**What you are asked to do:** Gather up every line from the entries below that uses the word "true".

**Dataset:**
-=-=-=-=-

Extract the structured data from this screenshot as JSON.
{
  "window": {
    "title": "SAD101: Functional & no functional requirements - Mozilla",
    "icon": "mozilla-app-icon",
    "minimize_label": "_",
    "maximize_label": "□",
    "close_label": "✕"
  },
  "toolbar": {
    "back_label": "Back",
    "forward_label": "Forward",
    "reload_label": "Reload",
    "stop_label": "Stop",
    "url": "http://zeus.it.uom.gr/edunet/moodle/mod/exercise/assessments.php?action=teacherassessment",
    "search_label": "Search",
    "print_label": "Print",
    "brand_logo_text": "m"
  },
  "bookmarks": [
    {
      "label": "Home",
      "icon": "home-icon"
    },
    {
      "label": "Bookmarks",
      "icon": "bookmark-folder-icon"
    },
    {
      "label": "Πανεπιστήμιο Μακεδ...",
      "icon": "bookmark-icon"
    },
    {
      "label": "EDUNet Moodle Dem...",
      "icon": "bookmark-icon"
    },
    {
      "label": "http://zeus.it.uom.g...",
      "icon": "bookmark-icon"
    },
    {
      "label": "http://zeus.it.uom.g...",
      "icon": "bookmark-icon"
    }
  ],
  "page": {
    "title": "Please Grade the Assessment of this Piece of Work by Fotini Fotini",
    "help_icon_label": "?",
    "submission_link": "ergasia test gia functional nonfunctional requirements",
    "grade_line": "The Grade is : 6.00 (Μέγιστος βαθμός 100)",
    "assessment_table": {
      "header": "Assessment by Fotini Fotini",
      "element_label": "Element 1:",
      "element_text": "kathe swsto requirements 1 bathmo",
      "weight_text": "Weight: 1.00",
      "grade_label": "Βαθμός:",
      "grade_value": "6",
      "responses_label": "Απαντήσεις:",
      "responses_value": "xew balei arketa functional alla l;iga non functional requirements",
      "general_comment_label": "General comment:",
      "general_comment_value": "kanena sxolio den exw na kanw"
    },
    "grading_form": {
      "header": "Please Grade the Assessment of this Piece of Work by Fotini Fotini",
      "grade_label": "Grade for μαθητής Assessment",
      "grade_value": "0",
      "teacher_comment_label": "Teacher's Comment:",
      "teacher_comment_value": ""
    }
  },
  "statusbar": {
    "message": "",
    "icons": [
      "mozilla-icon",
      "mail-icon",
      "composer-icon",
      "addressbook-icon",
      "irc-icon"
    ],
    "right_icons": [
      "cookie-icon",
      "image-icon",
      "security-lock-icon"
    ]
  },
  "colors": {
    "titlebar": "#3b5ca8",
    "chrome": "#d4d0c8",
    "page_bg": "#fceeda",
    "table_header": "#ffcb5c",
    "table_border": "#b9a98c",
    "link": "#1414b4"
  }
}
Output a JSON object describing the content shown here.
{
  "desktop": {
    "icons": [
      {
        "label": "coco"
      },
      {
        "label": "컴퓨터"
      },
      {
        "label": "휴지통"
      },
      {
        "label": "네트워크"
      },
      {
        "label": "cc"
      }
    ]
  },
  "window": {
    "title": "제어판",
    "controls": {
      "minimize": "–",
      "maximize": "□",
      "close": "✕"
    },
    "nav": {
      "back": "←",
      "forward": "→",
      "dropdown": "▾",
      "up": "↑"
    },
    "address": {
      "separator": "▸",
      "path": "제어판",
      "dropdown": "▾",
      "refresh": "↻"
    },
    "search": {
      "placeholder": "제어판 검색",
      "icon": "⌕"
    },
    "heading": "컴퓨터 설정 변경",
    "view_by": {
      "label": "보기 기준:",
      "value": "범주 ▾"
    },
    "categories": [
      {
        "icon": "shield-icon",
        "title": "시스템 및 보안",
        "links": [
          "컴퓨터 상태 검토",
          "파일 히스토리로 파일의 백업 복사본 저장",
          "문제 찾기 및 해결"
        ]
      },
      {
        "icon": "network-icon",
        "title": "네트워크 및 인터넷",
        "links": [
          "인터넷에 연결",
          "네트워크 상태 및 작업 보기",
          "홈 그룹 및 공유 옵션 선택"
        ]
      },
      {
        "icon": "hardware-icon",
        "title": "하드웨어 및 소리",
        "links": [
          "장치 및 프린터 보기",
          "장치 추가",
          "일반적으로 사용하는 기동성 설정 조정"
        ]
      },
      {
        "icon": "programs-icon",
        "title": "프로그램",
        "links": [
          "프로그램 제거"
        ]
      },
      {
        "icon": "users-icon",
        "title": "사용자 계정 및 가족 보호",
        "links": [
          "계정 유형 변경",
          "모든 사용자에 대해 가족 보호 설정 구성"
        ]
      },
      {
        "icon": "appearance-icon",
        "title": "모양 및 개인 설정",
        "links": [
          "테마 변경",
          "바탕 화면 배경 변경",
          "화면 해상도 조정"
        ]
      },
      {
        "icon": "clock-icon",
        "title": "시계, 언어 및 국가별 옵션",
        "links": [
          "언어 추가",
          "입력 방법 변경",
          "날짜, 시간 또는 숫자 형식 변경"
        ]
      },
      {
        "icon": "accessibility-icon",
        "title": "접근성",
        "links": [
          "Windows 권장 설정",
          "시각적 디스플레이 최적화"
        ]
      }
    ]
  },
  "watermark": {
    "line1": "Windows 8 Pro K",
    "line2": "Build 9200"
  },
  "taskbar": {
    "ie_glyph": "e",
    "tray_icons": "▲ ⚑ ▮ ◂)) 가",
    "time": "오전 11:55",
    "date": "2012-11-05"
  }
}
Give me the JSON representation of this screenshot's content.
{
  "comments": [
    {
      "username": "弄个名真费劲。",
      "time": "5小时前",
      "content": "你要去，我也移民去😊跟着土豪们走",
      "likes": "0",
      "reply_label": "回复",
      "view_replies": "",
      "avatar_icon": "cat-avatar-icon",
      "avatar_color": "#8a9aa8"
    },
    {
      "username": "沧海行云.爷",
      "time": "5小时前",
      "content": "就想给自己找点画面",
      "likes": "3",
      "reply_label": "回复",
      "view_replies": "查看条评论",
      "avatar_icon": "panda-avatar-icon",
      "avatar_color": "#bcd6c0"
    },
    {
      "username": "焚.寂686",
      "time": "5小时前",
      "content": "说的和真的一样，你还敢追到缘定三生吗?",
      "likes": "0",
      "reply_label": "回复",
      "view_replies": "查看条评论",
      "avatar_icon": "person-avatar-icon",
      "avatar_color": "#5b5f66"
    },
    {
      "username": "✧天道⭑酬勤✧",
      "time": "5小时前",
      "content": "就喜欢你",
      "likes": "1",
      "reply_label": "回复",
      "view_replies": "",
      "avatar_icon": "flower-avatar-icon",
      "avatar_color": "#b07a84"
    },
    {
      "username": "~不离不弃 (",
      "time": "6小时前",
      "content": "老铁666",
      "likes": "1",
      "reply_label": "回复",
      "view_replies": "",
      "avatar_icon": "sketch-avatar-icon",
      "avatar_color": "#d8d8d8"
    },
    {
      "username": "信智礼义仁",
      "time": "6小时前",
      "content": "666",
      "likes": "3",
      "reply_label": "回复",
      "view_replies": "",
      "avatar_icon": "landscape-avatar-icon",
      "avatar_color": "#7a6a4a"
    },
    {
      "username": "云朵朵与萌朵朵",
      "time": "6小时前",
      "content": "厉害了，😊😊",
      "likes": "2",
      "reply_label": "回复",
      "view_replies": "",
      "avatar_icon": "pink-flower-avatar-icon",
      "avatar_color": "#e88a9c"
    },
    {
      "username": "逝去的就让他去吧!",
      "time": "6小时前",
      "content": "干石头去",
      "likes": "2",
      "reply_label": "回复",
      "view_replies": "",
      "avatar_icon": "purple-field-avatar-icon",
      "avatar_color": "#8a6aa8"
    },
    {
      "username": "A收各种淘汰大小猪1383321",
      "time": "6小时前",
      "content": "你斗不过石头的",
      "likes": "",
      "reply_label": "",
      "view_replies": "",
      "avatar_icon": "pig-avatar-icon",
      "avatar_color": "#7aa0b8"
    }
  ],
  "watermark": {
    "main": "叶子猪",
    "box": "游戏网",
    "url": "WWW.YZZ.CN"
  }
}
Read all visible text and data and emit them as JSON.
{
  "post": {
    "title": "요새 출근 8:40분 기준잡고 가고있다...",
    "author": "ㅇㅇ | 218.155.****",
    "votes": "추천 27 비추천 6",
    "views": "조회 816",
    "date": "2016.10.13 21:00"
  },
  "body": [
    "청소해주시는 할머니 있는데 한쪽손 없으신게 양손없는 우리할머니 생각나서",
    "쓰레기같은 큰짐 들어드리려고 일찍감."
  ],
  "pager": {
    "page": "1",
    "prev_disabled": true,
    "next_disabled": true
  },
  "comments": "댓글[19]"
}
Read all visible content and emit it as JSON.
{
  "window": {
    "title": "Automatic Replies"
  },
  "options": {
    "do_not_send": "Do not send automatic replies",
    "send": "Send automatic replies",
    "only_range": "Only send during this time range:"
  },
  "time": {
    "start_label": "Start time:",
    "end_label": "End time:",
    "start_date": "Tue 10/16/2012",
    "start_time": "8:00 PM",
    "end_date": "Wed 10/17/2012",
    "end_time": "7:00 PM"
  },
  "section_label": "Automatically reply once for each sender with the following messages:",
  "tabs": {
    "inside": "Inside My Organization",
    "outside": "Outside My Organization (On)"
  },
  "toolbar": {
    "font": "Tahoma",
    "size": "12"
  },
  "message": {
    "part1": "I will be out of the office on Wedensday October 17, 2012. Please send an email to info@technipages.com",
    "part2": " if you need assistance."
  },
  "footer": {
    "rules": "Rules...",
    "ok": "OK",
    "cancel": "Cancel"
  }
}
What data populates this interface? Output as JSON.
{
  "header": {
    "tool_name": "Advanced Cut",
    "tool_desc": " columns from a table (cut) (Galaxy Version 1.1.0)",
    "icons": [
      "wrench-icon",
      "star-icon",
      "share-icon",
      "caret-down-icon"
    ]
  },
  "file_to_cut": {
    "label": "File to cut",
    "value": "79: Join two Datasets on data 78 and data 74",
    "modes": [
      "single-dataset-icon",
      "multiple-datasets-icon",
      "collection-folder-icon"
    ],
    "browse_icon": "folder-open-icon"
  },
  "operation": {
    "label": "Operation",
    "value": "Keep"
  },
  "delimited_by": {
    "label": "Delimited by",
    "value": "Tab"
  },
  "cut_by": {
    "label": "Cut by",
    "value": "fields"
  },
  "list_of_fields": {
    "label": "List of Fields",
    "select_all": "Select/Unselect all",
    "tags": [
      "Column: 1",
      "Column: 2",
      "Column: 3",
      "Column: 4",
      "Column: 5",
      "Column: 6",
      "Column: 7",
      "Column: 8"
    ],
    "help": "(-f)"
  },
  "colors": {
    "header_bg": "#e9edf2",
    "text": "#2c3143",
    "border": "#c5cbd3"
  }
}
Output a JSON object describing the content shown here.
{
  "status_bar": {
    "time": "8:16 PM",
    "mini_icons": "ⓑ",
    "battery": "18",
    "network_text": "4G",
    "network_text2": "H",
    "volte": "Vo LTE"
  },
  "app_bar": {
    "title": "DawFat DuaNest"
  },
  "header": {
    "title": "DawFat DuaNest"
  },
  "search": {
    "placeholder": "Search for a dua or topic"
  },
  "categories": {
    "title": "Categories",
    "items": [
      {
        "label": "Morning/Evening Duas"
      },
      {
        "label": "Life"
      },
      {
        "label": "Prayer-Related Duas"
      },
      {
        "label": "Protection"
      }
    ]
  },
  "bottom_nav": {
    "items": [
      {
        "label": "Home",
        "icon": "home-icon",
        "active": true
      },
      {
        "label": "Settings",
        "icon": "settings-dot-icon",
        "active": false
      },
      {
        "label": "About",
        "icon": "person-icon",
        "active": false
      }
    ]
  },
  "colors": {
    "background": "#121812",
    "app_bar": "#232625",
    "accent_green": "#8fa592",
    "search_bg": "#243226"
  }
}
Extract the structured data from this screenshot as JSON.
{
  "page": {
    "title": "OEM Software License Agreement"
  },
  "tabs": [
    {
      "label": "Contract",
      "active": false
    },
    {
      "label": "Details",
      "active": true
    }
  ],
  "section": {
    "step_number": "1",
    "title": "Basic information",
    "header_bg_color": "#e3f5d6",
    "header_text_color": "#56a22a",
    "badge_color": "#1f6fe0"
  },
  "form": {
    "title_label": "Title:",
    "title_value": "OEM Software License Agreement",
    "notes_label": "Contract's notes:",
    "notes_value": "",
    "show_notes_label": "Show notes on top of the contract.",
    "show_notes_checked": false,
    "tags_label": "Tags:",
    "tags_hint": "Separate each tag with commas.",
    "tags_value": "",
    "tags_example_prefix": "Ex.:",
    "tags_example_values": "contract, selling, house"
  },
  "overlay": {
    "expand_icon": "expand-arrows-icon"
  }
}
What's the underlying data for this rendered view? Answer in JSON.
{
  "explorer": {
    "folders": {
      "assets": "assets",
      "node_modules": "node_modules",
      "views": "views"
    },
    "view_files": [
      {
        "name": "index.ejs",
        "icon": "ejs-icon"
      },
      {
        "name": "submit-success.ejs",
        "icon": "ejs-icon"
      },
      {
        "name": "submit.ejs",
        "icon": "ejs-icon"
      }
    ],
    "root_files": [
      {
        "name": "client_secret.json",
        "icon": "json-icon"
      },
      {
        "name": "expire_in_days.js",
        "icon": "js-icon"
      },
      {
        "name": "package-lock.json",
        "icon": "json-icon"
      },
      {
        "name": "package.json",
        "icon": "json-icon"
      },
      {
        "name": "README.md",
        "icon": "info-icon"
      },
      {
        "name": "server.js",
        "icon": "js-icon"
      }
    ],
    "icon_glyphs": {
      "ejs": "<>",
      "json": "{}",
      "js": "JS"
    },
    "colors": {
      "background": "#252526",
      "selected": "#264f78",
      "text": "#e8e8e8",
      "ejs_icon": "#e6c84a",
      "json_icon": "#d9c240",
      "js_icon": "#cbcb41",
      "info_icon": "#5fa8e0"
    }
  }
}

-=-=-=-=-

**Result:**
    "prev_disabled": true,
    "next_disabled": true
        "active": true
      "active": true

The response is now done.